In your copy, leave out the pictures and repeat every record exactly.

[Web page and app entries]
◇ ◇ ◇ ◇ ◇

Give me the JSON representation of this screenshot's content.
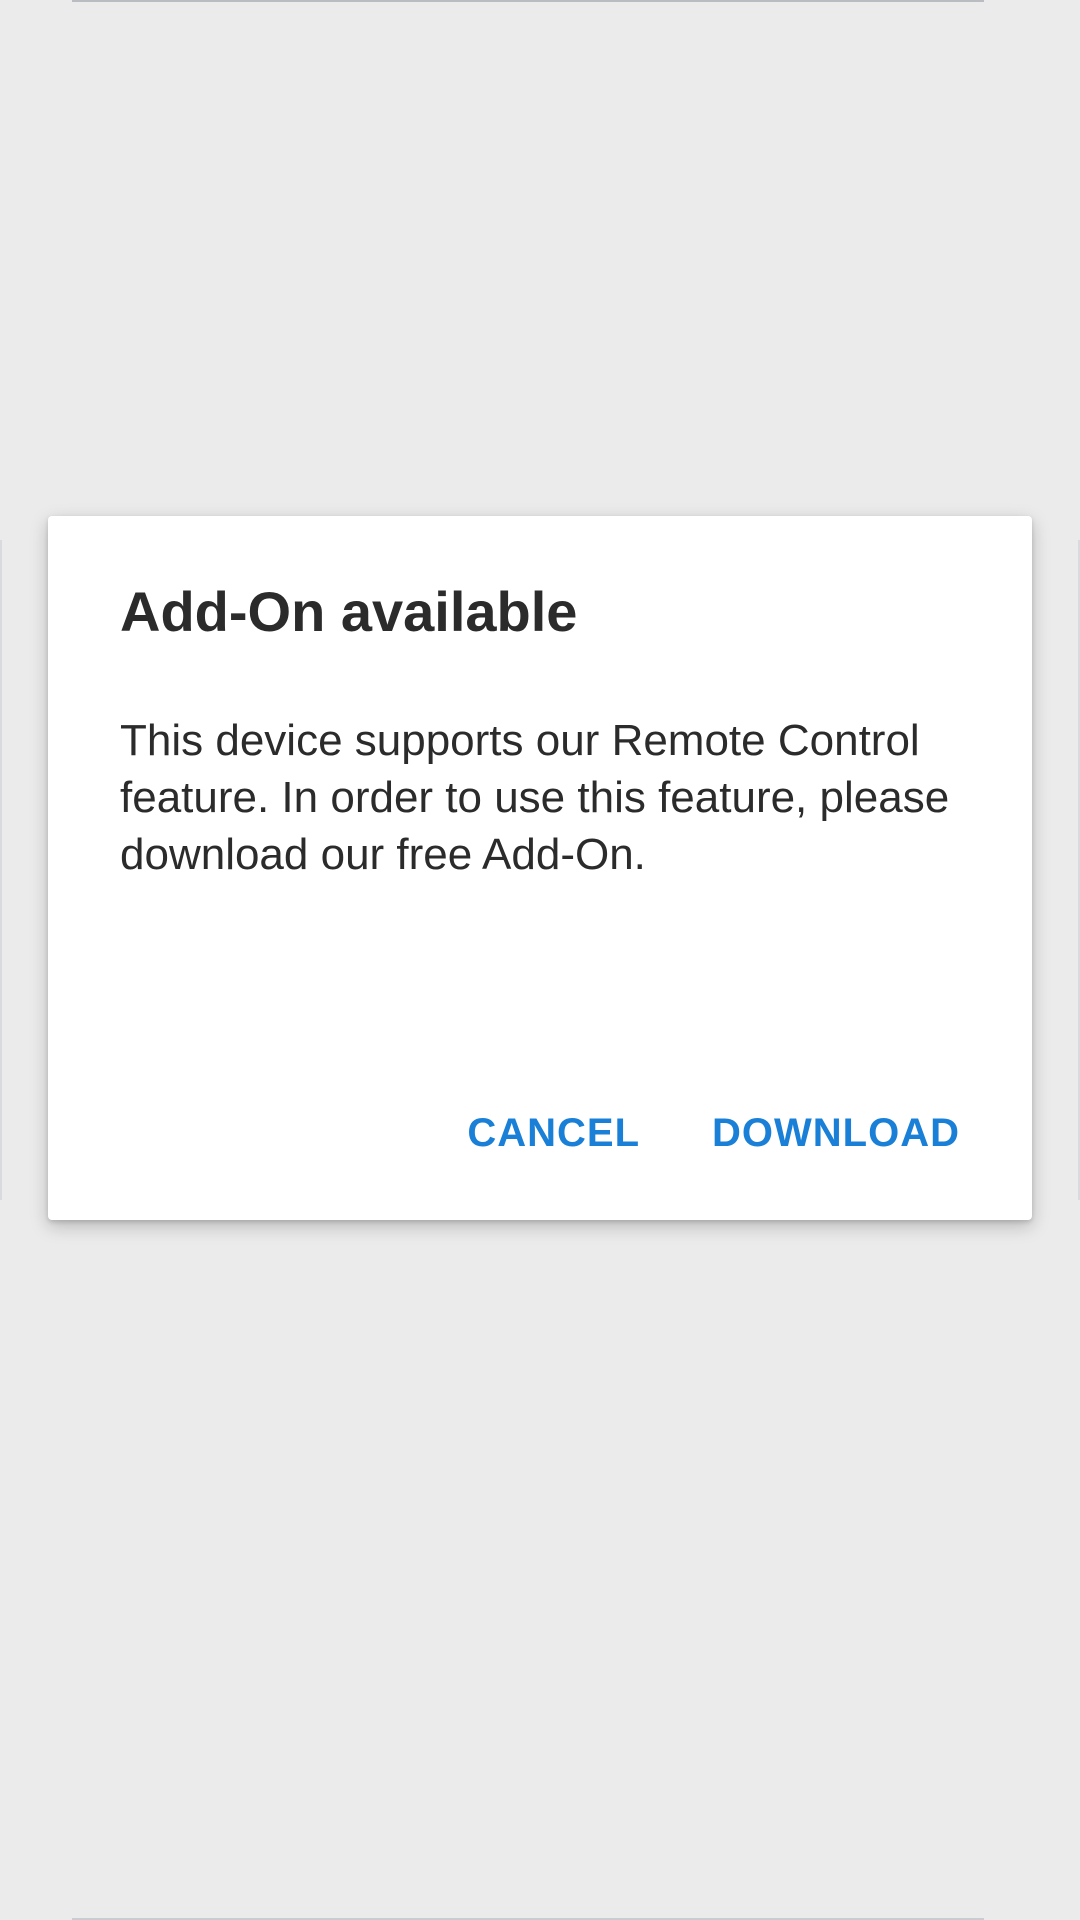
{
  "dialog": {
    "title": "Add-On available",
    "message": "This device supports our Remote Control feature. In order to use this feature, please download our free Add-On.",
    "cancel_label": "CANCEL",
    "download_label": "DOWNLOAD"
  },
  "colors": {
    "accent": "#1a7fd6",
    "text": "#2b2b2b",
    "scrim": "#ebebeb",
    "surface": "#ffffff"
  }
}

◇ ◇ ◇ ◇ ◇

YOUR RESPONSE —
Give me the JSON representation of this screenshot's content.
{
  "dialog": {
    "title": "Add-On available",
    "message": "This device supports our Remote Control feature. In order to use this feature, please download our free Add-On.",
    "cancel_label": "CANCEL",
    "download_label": "DOWNLOAD"
  },
  "colors": {
    "accent": "#1a7fd6",
    "text": "#2b2b2b",
    "scrim": "#ebebeb",
    "surface": "#ffffff"
  }
}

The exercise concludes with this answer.